How Can Lawyers Use Named-Entity Recognition?
Named-entity recognition (NER) is an invaluable tool to lawyers. NER is a process used by natural language processing (NLP) to identify and classify words into predefined categories such as person names, locations, companies, products, and so on. By leveraging NER, lawyers can quickly and accurately identify important information in legal documents and other materials related to their cases.
What are the Benefits of Named-Entity Recognition?
The primary benefit of NER is that it helps lawyers save time. By automating the process of identifying and classifying words, NER eliminates the need for manual document review. This means lawyers can spend less time reviewing documents and more time focusing on the more important aspects of their cases.
NER also helps lawyers to be more efficient and effective. By quickly and accurately identifying relevant information in legal documents, lawyers can use this information to develop more effective strategies for their cases. Furthermore, NER can be used to identify potential conflicts of interest and inconsistencies in legal documents, allowing lawyers to better prepare for arguments.
How Does Named-Entity Recognition Work?
NER works by using natural language processing algorithms to identify and classify words into predefined categories. These categories can be customized according to the needs of the lawyer. For example, a lawyer may want to identify words related to a specific legal issue or a certain person or company.
Once the categories are established, NER algorithms will scan text documents and automatically identify words that match the predefined categories. Once identified, the words can be further analyzed to extract additional information, such as the context in which they are used, the frequency of use, and relationships between words.
What are the Limitations of Named-Entity Recognition?

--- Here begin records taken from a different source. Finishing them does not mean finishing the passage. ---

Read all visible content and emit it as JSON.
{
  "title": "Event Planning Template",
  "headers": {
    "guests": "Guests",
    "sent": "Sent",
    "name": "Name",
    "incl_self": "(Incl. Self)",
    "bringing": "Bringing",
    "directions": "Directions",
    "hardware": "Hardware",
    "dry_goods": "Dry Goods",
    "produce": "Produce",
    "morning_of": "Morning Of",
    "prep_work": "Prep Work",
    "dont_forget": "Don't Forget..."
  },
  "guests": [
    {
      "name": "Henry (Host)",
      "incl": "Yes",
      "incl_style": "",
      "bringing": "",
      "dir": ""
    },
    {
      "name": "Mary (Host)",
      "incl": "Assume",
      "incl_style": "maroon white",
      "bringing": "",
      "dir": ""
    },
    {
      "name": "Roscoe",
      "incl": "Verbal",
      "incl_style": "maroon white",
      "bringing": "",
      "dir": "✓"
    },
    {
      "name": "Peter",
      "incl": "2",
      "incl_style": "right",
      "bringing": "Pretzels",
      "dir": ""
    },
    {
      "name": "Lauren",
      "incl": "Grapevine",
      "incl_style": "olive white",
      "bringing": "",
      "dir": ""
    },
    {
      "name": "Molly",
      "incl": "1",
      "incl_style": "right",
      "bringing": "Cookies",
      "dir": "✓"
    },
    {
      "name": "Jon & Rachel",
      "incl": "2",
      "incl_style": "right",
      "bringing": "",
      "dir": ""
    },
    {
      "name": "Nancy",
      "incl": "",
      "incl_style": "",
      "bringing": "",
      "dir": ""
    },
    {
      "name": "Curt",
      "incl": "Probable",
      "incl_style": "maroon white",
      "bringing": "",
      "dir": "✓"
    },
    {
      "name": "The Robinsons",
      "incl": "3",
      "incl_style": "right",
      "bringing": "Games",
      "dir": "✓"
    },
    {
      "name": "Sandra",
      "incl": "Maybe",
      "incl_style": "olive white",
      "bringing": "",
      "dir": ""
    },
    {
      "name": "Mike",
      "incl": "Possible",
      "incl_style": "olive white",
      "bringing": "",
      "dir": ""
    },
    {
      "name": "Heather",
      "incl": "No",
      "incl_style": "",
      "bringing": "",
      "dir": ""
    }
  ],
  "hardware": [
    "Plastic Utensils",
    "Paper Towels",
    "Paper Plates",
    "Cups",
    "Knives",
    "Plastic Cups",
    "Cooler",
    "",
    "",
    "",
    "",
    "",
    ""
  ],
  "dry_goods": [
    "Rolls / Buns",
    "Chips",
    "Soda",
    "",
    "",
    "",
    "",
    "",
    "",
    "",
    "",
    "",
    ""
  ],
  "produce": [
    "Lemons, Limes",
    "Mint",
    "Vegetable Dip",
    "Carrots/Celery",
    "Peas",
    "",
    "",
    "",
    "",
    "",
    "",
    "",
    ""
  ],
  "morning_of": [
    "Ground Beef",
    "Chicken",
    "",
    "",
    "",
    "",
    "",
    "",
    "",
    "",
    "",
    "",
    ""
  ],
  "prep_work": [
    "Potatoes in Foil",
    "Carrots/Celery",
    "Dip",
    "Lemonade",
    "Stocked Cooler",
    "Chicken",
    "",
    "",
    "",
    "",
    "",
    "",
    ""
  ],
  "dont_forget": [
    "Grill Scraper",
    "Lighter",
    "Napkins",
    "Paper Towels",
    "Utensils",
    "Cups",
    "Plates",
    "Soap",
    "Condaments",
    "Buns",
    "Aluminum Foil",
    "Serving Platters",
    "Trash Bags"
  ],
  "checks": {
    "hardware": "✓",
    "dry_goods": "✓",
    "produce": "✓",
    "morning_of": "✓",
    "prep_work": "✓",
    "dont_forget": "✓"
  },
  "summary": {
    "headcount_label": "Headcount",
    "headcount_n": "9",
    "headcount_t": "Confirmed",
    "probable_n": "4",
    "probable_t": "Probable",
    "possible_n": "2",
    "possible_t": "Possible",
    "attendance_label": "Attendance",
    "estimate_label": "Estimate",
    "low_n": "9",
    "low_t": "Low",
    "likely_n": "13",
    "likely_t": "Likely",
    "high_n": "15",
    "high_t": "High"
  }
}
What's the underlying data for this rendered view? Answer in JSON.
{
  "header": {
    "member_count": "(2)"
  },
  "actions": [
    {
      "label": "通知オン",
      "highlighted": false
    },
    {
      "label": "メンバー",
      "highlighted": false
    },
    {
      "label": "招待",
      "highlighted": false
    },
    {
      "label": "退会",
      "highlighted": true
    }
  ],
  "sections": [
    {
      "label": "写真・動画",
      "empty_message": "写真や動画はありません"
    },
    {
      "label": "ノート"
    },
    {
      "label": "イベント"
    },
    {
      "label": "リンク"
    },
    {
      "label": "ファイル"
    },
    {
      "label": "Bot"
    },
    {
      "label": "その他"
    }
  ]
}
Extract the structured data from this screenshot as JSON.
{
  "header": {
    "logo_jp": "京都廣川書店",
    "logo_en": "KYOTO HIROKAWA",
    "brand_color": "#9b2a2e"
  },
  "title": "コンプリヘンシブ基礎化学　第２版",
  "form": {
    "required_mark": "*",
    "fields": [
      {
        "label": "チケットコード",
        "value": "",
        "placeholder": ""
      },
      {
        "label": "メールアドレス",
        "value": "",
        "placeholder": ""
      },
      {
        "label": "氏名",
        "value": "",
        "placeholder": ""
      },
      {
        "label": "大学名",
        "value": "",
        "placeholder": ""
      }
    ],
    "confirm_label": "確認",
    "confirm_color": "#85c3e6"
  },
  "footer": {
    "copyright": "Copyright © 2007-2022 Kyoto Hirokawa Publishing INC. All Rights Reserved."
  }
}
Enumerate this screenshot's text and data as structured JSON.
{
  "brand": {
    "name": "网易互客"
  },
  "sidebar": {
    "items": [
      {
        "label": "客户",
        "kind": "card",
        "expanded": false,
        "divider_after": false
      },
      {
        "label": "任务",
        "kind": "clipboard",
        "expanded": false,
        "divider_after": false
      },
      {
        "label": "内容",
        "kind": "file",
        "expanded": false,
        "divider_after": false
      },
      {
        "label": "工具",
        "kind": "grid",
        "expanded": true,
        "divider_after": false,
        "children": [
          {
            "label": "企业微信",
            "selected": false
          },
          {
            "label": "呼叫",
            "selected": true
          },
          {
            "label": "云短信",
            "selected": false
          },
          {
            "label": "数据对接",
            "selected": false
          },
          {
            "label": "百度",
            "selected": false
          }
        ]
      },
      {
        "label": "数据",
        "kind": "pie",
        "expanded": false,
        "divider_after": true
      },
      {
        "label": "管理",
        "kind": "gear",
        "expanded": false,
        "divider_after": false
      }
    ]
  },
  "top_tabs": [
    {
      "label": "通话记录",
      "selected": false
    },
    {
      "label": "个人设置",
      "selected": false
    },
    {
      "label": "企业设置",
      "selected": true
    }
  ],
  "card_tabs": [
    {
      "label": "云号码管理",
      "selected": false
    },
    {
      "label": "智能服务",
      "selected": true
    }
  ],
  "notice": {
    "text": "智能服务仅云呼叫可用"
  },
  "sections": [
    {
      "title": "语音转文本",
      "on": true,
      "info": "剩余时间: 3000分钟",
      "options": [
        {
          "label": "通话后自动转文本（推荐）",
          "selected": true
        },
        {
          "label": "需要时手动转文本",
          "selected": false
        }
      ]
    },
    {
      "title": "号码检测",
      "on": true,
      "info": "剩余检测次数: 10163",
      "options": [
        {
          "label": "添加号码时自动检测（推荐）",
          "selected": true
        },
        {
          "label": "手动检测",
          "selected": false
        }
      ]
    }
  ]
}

While NER can be a powerful tool for lawyers, it does have some limitations. First, NER algorithms are not perfect and may miss some words. This means that lawyers still need to manually review documents to make sure that all relevant information is identified.
Second, NER algorithms may be unable to identify words that are not in the predefined categories. For example, if a lawyer is looking for words related to a company but the company’s name is not included in the predefined categories, the NER algorithm may not be able to identify it.
Finally, NER algorithms may not be able to identify words that are spelled incorrectly or have multiple meanings. This means that lawyers may still need to manually review documents to identify and classify words.
Named-entity recognition is an invaluable tool for lawyers. By automating the process of identifying and classifying words, NER can help lawyers save time and be more efficient and effective. However, NER does have some limitations, so lawyers still need to manually review documents to make sure that all relevant information is identified.